Article by Richard Morten. 12 December 2016.


The removal of the hammer and sickle from the facade a building in Sofia.

Photograph from Lost In Bulgaria (archive), 1990.

This ruling builds upon existing laws relating to the “criminal nature of the communist regime,” and follows similar developments in countries such as Poland and Ukraine, where processes of de-communization are already in effect.

On 24 November 2016, the Bulgarian parliament passed a new law banning the public display of communist symbols. This ruling builds upon existing laws relating to the “criminal nature of the communist regime,” and follows similar developments in countries such as Poland and Ukraine, where processes of de-communization are already in effect.

The law bans the creation or display of communist symbols. As a result, one Sofia-based travel company offering communism-themed tours has already changed its logo from a red star to a fist, in order to comply. However the law is slightly more vague in how it will impact physical heritage sites that bear such symbols. Communist symbols should be removed from public if possible, the law states, but when that can’t be done they will need to be contextualised with captions or signs that remind visitors of the criminal nature of the regime which built them.

As far as Buzludzha is concerned, the effect of this law is that it becomes more important than ever to promote the memorial house as an important work of architecture, and heritage site, in its own right – more than just a physical symbol of the old regime. The new law also raises questions regarding the ongoing safety of Bulgaria’s other communist-era memorial sites; many of which are already suffering after years of neglect.

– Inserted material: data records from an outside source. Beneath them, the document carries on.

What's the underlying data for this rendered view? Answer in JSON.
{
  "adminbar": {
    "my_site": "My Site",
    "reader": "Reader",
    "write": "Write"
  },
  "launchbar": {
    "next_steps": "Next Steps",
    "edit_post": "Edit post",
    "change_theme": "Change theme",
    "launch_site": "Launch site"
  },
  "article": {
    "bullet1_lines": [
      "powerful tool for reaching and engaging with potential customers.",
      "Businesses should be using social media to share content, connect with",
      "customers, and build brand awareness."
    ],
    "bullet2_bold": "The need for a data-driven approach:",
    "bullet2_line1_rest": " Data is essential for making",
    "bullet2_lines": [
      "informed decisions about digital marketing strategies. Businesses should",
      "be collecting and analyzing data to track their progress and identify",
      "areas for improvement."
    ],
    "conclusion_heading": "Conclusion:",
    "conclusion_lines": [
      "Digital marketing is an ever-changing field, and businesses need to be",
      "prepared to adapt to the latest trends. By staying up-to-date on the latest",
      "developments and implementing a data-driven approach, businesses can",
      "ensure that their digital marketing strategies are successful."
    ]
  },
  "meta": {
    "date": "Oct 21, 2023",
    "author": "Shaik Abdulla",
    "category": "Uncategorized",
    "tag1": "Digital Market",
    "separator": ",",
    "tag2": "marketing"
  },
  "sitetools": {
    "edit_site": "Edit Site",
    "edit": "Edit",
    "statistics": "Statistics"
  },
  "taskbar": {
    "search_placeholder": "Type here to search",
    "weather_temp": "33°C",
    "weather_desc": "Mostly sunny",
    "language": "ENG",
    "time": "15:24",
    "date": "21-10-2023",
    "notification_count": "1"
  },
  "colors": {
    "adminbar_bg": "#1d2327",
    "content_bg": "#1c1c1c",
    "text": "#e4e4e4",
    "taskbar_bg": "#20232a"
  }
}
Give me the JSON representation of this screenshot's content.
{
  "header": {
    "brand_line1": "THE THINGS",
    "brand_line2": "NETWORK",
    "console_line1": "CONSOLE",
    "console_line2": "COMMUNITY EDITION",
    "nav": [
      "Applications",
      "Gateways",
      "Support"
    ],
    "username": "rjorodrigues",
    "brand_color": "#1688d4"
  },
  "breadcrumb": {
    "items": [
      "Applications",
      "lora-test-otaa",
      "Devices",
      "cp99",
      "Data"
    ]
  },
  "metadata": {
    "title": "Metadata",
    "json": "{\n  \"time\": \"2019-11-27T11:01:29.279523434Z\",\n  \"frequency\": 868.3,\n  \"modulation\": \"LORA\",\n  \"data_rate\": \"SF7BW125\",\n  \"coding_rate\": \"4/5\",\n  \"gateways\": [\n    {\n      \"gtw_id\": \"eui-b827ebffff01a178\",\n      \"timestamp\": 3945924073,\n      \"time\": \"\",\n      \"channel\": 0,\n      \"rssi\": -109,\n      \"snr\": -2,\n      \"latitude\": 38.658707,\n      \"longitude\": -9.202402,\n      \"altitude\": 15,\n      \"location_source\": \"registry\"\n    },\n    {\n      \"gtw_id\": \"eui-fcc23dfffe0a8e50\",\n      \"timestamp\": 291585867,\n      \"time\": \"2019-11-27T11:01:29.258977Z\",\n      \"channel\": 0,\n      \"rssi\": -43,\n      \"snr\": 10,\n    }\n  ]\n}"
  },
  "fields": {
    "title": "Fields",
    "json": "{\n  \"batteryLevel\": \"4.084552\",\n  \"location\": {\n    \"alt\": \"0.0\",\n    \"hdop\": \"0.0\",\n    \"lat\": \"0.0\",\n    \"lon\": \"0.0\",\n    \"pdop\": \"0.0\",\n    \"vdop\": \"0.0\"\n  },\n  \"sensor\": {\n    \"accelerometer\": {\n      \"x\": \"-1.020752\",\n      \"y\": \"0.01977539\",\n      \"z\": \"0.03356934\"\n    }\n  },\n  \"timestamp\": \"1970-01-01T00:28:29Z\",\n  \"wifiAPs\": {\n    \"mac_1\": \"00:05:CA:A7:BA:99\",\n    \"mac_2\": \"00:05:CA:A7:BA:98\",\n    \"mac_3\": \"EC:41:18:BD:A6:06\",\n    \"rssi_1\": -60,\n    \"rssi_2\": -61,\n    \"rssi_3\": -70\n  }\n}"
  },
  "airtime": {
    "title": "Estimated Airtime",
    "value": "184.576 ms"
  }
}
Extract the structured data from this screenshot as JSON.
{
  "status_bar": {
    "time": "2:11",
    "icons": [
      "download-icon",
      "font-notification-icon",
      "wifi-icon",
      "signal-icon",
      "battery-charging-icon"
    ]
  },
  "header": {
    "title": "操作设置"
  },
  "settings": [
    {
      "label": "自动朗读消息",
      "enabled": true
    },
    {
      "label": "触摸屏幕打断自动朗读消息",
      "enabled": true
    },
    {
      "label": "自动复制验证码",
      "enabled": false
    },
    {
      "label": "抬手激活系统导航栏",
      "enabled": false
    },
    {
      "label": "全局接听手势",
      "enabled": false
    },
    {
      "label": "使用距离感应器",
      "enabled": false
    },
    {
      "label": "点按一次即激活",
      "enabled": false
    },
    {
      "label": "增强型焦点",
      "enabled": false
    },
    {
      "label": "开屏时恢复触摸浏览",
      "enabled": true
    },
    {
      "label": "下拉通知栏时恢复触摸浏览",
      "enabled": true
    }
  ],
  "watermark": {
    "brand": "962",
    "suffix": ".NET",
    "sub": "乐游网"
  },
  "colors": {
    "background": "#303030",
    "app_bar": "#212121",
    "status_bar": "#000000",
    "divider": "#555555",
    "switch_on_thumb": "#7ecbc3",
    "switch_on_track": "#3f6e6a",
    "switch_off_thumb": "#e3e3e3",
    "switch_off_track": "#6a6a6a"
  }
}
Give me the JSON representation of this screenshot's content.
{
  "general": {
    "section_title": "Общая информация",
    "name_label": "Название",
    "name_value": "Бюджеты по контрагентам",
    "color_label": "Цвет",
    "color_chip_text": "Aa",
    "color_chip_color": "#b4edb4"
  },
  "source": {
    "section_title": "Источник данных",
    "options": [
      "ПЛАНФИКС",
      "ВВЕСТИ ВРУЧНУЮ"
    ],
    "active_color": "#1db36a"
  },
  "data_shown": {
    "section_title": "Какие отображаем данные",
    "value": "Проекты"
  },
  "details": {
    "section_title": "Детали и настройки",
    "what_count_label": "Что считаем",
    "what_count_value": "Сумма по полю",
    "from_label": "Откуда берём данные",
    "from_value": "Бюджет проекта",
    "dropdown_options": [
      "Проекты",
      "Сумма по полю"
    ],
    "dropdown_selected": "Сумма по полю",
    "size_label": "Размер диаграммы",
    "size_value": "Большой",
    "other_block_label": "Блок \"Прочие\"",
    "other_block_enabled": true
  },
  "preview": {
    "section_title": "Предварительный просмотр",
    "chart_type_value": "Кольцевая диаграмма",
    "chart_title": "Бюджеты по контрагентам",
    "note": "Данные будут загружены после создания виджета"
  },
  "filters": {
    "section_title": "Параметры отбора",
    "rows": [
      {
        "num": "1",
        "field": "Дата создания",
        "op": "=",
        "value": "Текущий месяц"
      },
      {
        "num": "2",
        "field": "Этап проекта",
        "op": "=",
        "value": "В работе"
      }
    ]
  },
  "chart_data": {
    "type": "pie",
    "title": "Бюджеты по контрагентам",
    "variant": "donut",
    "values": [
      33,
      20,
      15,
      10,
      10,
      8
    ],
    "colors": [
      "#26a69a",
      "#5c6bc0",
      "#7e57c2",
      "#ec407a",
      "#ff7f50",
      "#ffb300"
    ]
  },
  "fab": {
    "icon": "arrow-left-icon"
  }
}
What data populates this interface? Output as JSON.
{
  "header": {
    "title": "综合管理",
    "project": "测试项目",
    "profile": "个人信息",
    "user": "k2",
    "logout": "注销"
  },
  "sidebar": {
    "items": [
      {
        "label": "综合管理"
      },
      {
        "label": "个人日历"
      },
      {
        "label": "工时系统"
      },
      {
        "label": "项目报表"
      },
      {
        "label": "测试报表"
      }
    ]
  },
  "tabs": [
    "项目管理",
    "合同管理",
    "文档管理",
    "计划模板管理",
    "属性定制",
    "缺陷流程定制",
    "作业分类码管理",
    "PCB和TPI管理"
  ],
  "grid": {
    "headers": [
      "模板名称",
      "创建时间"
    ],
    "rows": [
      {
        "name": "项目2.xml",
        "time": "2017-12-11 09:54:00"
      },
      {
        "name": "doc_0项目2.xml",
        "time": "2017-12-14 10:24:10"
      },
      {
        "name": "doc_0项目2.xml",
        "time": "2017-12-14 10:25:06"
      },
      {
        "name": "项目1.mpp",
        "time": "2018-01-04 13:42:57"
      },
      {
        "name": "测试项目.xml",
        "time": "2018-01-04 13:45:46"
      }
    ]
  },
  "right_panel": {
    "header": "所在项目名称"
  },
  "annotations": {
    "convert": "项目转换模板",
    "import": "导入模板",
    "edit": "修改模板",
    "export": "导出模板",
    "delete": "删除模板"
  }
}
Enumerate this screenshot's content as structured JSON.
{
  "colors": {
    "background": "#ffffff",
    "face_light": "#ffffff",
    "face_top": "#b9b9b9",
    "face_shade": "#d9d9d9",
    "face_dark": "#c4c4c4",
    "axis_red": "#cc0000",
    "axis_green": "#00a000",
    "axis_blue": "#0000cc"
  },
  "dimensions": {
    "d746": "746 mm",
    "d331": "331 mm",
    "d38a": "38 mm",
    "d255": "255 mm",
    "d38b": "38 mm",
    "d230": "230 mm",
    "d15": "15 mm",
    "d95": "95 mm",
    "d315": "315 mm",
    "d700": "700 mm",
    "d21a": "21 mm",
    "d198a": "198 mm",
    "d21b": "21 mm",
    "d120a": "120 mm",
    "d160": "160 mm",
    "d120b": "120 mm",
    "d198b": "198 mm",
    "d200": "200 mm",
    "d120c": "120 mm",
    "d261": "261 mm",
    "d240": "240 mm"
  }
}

Following this ruling, some are perhaps going to find it harder than before to hope for any kind of official rehabilitation as heritage sites or memorials.

You can read the new bill of law here, or watch the parliamentary discussion here (both in Bulgarian).